An agreement between the U.S. Treasury and the Federal Reserve that restored the Reserve's independence. During World War II, the Federal Reserve agreed to keep interest rates on Treasury bills very low in order to monetize the deficits the United States experienced because of the war effort. Following the war, the Treasury expected the Fed to keep rates low to further support the deficit. However, this caused inflation and many in the Fed wanted to raise interest rates. The Accord allowed it to do so.
References in periodicals archive ?
Earlier, Lorenzana said it is time to review the treaty amid concerns about hostile encounters between the US and China in the West Philippine Sea (WPS), an area where Beijing and Manila have conflicting territorial claims but not covered by the 1951 accord.
The 1951 Accord has generated a misconception about Fed independence and established a misdirected concept of central bank independence in general for decades that emphasized de jure independence.
The conventional view of the 1951 Accord is incorrect.
It gained operational independence after the 1951 Accord, but lost that independence starting with William McChesney Martin in the early 1960s and especially Burns in the 1970s.
The Fed had to assist with federal debt finance following the 1951 Accord that freed the central bank from its subsidiary role to the U.S.
central bank is scholarly and comprehensive although most of the book is concerned with the years after the 1951 Accord between the Federal Reserve and the U.S.
The 1951 Accord between the Treasury and the Federal Reserve was one of the most dramatic events in U.S.
[1] Just as the 1951 Accord greatly improved monetary policy, an Accord for Fed credit policy established today, while fiscal concerns are still relatively small, could yield significant benefits in the future.

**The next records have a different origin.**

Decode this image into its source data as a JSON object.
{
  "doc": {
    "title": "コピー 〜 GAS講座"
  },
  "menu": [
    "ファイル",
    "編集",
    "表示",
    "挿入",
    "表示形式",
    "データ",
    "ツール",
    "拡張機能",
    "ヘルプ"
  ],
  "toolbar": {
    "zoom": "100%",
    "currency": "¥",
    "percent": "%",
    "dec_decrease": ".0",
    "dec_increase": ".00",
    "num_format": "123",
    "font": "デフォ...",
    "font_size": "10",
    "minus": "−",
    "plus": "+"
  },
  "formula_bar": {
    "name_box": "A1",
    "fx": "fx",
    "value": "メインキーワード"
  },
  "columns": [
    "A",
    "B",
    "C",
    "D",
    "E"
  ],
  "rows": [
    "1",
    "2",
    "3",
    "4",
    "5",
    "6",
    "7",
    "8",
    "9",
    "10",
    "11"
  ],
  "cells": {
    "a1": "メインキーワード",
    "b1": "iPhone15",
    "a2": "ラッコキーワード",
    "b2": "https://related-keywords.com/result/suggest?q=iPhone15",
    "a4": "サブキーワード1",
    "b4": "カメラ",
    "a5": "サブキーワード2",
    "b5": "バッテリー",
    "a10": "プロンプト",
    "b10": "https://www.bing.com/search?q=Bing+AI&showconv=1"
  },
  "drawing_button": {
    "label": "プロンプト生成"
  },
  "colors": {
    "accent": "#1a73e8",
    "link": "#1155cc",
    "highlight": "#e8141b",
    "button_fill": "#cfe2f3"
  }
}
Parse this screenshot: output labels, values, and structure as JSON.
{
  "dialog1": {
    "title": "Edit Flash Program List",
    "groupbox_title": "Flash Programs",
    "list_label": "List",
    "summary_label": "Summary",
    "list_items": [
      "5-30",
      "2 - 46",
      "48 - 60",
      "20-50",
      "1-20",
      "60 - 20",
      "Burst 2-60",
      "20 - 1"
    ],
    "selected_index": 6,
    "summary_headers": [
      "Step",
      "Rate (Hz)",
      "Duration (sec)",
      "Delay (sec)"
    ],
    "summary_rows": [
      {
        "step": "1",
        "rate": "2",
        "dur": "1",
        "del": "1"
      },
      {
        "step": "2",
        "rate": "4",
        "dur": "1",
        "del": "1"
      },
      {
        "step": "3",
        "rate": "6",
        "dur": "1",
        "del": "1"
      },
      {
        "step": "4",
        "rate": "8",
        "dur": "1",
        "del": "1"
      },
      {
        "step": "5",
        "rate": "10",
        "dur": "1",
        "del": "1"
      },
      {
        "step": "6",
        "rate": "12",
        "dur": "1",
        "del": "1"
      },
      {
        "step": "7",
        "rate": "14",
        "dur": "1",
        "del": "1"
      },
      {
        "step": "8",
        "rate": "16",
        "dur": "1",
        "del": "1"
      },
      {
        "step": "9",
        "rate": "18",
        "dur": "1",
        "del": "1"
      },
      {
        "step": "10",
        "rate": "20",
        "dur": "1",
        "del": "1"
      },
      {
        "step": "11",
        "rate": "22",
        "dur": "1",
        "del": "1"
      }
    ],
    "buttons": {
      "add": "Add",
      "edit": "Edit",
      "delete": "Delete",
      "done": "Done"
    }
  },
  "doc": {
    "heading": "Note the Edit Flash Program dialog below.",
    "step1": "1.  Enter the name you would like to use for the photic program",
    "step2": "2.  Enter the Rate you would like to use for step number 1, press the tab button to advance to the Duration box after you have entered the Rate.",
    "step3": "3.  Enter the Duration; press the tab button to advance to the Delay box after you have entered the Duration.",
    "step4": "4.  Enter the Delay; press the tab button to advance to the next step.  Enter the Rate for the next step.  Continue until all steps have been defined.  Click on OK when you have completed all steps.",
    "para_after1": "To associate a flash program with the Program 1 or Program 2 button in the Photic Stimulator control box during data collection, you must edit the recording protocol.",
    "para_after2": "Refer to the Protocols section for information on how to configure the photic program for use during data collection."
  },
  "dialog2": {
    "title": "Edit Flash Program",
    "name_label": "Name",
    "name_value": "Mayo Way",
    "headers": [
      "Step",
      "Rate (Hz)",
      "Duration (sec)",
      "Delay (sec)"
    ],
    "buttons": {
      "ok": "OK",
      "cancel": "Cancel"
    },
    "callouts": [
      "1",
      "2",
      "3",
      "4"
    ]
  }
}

[3] The elimination of the agreement between the Bank of Japan and the underwriting syndicate is evocative of the 1951 accord between the Federal Reserve and U.S.
Defense Secretary Delfin Lorenzana on Thursday said the Philippines wanted to review the Mutual Defense Treaty with the United States amid concerns about hostile encounters between the country's longtime military ally and China in the West Philippine Sea (WPS), an area where Beijing and Manila have conflicting territorial claims but not covered by the 1951 accord.
In effect, the proposal advanced by Broaddus and (Goodfriend is the mirror image of the 1951 Accord. In 1951, the Treasury pledged not to compel the Fed to purchase Treasury securities.
The 1951 Accord freed the Federal Reserve to conduct monetary policy independently to stabilize the macroeconomy.